| SOURCE RECORDS |

***

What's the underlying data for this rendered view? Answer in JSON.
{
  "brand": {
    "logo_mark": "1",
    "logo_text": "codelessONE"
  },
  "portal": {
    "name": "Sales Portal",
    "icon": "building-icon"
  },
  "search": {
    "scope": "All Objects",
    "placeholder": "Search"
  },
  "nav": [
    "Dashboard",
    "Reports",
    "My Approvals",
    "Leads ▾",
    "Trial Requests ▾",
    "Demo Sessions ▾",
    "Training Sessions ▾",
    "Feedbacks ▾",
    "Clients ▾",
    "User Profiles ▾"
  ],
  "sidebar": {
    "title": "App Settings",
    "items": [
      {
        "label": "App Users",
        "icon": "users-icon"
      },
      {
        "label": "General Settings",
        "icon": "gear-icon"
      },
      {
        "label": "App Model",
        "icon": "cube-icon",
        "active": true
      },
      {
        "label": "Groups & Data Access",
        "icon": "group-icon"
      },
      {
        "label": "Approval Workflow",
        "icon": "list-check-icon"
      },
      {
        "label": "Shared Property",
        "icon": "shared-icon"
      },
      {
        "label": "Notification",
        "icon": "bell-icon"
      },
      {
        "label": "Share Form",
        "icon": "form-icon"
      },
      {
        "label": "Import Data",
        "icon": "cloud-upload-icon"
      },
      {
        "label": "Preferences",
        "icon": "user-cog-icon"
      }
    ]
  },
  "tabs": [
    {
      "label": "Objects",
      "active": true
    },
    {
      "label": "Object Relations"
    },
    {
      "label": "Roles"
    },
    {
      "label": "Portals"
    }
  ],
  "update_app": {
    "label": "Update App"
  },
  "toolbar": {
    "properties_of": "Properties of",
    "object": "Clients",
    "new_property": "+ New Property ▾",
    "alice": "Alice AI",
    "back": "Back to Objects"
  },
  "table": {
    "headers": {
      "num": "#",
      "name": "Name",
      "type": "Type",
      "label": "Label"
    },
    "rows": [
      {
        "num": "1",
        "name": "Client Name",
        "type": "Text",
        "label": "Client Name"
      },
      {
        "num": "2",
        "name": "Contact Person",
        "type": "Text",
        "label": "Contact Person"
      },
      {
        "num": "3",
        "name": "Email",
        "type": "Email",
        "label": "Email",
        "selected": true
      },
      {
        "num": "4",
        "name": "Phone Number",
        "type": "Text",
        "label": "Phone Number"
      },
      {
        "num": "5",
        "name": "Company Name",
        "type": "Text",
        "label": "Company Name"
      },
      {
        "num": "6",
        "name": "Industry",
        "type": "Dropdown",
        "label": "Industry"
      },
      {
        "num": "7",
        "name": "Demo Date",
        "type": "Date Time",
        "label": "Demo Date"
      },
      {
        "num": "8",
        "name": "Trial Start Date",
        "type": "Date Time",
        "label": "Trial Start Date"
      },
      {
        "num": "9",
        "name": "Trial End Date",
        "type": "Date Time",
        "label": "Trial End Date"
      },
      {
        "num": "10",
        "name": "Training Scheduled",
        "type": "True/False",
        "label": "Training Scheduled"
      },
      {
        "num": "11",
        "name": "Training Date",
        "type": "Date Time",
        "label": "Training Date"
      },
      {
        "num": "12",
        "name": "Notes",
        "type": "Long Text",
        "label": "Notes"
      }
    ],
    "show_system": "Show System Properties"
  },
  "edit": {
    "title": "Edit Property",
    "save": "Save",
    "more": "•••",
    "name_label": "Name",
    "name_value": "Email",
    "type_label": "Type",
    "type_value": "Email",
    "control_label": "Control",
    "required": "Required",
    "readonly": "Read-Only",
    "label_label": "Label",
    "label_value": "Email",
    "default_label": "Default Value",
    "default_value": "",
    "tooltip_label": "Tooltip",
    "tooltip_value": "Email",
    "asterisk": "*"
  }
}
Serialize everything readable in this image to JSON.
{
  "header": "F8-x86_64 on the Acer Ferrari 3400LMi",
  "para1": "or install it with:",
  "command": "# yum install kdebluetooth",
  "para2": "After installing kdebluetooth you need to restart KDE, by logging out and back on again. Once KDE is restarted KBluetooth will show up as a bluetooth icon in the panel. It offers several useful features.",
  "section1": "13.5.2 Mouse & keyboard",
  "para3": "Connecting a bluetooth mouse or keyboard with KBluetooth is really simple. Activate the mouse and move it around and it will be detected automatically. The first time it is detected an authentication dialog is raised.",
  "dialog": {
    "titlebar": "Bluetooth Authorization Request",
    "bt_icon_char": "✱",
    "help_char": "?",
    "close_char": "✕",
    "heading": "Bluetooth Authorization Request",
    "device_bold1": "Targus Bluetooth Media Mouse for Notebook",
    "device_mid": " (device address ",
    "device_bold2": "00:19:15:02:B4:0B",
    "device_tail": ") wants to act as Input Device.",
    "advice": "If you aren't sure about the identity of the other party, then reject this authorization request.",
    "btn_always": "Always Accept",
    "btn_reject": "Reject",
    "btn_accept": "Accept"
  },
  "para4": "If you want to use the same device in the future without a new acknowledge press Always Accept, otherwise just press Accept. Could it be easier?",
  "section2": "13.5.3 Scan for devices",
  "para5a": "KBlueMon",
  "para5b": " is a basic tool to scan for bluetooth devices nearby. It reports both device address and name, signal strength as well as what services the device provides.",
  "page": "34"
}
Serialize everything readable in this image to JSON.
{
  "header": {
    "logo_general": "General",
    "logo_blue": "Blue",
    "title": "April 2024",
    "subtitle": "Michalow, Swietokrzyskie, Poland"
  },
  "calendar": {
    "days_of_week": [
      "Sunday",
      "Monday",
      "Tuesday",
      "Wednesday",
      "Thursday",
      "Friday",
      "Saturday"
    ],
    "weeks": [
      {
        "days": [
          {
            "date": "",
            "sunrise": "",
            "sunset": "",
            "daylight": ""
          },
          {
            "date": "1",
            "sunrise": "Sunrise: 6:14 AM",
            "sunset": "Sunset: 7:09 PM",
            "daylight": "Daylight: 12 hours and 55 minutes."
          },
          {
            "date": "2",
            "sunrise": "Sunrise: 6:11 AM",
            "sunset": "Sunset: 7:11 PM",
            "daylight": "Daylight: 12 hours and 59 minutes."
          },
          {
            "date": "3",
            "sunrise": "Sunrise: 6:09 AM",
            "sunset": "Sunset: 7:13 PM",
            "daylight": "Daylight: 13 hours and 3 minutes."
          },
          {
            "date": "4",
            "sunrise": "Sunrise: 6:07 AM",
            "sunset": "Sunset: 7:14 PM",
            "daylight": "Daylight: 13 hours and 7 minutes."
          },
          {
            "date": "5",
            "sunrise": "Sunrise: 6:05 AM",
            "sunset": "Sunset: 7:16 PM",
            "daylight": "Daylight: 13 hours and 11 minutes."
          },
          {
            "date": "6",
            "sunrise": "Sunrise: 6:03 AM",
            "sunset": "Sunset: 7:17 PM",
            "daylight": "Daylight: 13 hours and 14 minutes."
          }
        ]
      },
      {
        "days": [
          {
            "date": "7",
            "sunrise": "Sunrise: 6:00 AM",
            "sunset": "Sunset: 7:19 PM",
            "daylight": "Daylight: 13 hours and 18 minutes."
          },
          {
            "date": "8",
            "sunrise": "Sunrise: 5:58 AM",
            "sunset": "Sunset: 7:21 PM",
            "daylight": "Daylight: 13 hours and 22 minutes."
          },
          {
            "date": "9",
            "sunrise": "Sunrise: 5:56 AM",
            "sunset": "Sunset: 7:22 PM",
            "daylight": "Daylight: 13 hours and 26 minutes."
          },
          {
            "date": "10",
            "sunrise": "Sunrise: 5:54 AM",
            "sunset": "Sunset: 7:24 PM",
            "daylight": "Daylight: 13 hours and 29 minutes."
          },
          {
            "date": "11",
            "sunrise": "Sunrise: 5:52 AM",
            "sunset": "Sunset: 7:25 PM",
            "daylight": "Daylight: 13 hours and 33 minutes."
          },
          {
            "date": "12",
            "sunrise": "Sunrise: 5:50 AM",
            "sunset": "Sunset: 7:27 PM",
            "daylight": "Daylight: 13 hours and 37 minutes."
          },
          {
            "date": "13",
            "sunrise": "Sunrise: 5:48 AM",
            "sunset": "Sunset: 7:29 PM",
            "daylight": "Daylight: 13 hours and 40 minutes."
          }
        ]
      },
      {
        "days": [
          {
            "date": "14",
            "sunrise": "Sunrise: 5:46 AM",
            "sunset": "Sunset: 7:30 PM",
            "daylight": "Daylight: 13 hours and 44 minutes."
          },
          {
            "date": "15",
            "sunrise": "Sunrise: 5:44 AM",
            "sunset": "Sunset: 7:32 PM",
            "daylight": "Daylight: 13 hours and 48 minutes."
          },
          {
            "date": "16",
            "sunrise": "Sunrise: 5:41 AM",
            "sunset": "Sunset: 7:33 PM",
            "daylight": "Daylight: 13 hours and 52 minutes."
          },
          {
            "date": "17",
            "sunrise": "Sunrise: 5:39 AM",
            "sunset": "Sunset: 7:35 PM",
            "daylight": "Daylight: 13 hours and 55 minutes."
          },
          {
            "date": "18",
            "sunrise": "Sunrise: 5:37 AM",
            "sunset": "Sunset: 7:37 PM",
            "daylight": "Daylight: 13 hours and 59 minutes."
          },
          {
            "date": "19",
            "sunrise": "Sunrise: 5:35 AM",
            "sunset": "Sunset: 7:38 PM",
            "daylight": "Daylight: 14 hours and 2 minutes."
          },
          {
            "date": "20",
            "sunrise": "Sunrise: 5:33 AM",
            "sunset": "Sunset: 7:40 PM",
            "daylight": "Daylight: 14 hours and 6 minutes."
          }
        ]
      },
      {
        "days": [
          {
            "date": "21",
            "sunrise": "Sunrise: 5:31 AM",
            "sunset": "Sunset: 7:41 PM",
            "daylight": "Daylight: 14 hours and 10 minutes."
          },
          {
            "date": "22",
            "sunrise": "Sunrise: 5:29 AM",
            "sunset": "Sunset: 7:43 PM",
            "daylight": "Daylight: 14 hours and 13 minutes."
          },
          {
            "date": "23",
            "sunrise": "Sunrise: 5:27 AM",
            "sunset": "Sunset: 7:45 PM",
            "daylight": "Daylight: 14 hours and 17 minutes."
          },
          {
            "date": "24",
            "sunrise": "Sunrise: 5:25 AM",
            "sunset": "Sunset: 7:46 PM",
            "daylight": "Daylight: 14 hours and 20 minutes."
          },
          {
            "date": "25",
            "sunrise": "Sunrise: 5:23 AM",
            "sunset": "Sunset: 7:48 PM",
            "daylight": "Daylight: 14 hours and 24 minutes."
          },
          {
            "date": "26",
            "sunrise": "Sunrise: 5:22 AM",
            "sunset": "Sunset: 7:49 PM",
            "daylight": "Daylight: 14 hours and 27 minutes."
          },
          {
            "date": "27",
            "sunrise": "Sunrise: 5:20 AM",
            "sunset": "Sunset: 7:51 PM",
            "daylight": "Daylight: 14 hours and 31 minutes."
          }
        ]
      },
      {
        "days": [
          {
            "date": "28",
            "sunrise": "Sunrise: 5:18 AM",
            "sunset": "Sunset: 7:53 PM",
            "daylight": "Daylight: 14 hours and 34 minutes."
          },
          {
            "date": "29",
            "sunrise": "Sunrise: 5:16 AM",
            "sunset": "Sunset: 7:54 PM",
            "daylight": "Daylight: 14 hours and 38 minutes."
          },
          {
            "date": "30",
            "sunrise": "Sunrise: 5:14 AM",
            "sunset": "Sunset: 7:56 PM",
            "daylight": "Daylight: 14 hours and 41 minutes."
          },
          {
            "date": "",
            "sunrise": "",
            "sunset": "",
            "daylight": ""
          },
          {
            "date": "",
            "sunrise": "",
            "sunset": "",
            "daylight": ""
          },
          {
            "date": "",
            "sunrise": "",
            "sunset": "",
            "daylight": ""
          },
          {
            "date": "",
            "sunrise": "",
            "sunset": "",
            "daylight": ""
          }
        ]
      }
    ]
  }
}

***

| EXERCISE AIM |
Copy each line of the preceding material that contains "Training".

| SOLUTION FOR THIS TASK |
    "Training Sessions ▾",
        "name": "Training Scheduled",
        "label": "Training Scheduled"
        "name": "Training Date",
        "label": "Training Date"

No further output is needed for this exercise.